> _The task_: Go through the material below and copy each line where the word "heading" appears.

> _Data excerpts_:
- - - - -

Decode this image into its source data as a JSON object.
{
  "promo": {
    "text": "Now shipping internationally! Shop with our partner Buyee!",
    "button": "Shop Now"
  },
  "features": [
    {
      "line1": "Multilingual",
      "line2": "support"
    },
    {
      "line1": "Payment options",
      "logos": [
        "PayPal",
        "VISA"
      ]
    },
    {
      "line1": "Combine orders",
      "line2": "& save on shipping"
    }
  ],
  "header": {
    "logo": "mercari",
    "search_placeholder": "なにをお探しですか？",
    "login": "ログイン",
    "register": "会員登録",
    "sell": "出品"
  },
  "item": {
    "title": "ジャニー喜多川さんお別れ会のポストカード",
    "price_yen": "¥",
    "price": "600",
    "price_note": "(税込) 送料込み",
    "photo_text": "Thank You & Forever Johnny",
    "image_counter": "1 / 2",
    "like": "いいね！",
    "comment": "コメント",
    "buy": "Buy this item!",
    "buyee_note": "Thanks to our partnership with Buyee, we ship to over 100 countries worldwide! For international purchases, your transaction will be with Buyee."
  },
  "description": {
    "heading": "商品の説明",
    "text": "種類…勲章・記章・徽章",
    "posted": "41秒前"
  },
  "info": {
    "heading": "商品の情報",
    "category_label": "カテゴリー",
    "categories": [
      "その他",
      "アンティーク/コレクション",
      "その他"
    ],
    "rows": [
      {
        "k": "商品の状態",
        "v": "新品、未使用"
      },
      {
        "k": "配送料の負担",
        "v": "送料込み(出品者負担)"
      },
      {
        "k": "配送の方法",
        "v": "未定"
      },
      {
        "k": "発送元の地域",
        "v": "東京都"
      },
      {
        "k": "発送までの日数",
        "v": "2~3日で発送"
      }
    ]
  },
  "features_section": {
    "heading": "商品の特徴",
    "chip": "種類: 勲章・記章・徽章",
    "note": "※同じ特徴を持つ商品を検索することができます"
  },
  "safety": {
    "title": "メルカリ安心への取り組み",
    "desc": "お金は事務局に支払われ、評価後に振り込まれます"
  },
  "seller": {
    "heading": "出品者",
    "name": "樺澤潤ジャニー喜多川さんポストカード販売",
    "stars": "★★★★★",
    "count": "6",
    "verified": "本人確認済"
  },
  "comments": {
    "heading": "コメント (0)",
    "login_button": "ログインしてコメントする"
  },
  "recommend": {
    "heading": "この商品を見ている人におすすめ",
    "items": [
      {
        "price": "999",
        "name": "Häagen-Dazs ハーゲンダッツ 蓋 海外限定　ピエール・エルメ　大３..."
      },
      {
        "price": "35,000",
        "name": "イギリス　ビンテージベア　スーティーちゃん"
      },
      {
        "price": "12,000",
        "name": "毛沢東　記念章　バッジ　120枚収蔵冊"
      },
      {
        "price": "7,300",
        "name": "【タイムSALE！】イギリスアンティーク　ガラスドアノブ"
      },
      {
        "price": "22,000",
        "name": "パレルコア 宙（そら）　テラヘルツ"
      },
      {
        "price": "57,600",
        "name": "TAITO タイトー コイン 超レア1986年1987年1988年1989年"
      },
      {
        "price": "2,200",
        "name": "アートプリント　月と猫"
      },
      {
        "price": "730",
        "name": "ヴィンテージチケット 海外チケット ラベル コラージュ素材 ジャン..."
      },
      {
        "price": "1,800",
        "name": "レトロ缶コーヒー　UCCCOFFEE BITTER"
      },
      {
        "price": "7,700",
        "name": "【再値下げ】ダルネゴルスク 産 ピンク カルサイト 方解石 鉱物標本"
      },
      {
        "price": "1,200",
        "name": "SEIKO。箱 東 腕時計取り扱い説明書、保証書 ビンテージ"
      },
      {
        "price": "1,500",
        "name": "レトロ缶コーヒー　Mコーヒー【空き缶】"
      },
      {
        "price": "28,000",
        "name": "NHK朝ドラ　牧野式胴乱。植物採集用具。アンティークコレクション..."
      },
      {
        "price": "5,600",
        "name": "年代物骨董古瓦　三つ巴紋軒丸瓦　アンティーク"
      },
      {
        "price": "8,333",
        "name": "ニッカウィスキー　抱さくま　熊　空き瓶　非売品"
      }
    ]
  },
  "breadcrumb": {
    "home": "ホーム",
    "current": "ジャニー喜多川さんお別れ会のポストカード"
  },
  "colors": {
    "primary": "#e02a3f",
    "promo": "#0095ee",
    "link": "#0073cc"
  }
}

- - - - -

> _Expected answer_:
    "heading": "商品の説明",
    "heading": "商品の情報",
    "heading": "商品の特徴",
    "heading": "出品者",
    "heading": "コメント (0)",
    "heading": "この商品を見ている人におすすめ",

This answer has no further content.